• EXERCISE
Check every line in the listing below for "Generative". Copy the ones where it occurs.

• DATA SHOWN

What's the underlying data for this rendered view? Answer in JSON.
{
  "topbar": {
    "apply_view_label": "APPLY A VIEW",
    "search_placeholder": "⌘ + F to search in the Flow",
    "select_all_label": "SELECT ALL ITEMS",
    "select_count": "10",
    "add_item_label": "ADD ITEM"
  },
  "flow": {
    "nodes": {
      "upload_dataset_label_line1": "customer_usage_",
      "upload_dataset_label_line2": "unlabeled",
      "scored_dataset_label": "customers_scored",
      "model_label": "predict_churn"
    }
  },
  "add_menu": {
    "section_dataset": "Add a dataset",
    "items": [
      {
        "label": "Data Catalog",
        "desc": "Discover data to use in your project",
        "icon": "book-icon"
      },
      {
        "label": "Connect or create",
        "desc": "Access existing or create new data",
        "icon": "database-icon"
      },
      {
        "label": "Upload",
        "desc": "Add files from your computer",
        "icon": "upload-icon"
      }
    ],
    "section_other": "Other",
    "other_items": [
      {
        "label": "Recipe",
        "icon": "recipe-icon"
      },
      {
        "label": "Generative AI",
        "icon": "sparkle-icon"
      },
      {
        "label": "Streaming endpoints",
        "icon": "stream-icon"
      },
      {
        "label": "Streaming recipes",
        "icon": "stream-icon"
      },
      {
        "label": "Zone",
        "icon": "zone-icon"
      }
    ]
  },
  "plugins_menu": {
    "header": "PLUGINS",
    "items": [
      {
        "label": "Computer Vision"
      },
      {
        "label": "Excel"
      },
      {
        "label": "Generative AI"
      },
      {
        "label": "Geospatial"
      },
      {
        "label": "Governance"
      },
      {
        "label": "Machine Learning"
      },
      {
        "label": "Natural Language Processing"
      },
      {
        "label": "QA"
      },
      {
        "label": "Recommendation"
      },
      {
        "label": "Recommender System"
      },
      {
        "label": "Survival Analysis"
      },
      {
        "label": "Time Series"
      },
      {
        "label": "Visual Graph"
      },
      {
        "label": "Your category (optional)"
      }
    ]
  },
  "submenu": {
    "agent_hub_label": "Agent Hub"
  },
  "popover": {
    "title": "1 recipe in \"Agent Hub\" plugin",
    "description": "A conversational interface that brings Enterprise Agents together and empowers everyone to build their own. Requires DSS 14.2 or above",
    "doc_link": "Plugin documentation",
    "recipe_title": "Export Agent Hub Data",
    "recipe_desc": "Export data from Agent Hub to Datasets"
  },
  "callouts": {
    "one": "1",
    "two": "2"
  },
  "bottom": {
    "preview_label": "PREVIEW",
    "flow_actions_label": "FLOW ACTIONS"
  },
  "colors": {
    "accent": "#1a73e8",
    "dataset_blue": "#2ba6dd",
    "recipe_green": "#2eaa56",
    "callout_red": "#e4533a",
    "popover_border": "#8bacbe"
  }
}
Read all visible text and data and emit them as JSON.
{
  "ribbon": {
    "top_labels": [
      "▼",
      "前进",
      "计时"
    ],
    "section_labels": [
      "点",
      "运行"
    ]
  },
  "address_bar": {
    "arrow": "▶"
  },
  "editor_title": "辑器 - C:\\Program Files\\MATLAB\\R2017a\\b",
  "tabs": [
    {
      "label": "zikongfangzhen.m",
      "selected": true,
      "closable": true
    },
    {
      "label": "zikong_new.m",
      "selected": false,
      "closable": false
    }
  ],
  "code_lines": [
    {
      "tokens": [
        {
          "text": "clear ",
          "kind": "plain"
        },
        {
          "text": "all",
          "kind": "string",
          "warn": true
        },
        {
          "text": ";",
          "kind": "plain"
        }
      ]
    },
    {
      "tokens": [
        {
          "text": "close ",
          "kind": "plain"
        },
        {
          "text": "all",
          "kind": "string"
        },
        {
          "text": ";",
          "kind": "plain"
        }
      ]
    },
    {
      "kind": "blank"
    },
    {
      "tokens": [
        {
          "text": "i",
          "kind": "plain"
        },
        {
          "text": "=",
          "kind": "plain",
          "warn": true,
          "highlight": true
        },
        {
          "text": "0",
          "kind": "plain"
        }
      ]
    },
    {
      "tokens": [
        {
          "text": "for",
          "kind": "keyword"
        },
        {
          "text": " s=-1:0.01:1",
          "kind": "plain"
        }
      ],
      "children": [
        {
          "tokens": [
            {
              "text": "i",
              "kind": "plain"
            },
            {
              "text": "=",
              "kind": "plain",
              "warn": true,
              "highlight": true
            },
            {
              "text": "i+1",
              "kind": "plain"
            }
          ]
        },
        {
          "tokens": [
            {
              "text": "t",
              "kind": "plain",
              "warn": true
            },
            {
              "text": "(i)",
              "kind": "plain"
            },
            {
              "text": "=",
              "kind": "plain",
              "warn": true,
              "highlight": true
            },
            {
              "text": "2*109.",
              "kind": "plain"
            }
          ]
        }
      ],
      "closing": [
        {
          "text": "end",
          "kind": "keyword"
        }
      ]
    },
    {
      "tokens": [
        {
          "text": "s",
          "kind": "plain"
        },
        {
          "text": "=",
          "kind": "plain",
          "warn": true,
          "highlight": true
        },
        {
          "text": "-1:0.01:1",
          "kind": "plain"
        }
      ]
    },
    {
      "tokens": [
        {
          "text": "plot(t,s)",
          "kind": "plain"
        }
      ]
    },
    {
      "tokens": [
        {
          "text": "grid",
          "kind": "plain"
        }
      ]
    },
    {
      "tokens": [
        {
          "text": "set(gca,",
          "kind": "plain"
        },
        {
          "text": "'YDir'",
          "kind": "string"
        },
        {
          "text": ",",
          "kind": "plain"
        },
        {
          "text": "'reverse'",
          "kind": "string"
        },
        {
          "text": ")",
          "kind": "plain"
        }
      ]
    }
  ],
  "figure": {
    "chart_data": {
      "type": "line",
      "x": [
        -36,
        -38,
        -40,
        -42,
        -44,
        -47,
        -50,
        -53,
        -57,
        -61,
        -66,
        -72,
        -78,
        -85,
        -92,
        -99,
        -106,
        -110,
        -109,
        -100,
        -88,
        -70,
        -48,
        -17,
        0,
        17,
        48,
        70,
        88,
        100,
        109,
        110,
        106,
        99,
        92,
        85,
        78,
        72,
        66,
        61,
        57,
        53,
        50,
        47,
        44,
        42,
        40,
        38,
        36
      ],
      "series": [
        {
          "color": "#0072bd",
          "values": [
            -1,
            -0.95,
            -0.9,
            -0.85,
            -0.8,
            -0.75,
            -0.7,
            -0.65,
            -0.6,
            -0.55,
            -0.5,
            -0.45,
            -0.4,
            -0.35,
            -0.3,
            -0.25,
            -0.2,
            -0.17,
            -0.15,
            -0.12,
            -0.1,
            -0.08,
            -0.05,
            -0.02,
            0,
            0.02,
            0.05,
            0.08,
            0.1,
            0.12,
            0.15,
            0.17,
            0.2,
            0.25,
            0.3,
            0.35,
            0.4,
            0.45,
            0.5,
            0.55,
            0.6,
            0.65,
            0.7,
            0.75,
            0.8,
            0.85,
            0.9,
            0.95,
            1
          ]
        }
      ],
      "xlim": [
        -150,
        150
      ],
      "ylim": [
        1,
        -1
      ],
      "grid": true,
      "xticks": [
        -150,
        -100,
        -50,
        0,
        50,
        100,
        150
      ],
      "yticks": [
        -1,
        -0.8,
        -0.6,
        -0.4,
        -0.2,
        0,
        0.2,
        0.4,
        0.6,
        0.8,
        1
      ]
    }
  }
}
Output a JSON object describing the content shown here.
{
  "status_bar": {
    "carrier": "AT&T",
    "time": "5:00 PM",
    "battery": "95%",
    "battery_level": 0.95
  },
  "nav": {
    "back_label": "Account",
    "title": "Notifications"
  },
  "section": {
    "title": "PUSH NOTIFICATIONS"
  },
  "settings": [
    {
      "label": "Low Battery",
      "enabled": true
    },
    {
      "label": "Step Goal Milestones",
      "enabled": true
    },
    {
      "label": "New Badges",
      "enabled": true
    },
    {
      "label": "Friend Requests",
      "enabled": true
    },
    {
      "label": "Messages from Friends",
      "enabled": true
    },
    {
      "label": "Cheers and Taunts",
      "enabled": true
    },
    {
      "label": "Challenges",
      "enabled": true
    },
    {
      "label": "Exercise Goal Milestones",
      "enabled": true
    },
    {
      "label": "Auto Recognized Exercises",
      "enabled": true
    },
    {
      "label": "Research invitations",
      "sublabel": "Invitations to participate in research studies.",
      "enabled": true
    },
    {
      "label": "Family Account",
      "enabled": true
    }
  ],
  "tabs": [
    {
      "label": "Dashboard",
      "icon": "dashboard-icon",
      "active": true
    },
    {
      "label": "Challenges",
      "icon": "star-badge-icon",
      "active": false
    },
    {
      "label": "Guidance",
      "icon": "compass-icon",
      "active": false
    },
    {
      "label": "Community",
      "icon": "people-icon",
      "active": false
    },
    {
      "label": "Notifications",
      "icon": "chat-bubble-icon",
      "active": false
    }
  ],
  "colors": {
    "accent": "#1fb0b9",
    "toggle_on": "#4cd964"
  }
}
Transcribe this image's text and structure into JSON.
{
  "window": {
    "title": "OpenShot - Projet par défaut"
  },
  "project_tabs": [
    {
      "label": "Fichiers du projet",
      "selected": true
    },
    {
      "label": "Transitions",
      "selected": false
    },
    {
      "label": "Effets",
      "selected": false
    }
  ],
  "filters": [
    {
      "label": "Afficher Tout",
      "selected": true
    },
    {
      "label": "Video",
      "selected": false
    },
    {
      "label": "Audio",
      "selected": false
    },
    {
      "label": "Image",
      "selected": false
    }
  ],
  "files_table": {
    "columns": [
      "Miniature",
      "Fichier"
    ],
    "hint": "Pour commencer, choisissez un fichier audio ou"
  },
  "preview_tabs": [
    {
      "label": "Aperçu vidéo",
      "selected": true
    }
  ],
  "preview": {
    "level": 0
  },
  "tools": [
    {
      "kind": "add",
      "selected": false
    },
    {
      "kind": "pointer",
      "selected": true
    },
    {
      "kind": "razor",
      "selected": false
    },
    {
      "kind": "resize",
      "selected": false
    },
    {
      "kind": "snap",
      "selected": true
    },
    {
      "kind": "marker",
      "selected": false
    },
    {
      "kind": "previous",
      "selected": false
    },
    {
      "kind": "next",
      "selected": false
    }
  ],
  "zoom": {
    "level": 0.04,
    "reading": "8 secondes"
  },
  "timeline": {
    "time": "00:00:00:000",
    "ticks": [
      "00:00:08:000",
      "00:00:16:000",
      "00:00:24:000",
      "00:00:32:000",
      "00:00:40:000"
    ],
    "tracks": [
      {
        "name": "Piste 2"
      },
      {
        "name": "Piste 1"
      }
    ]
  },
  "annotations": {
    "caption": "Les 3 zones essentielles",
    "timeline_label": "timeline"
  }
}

• EXPECTED ANSWER
        "label": "Generative AI",
        "label": "Generative AI"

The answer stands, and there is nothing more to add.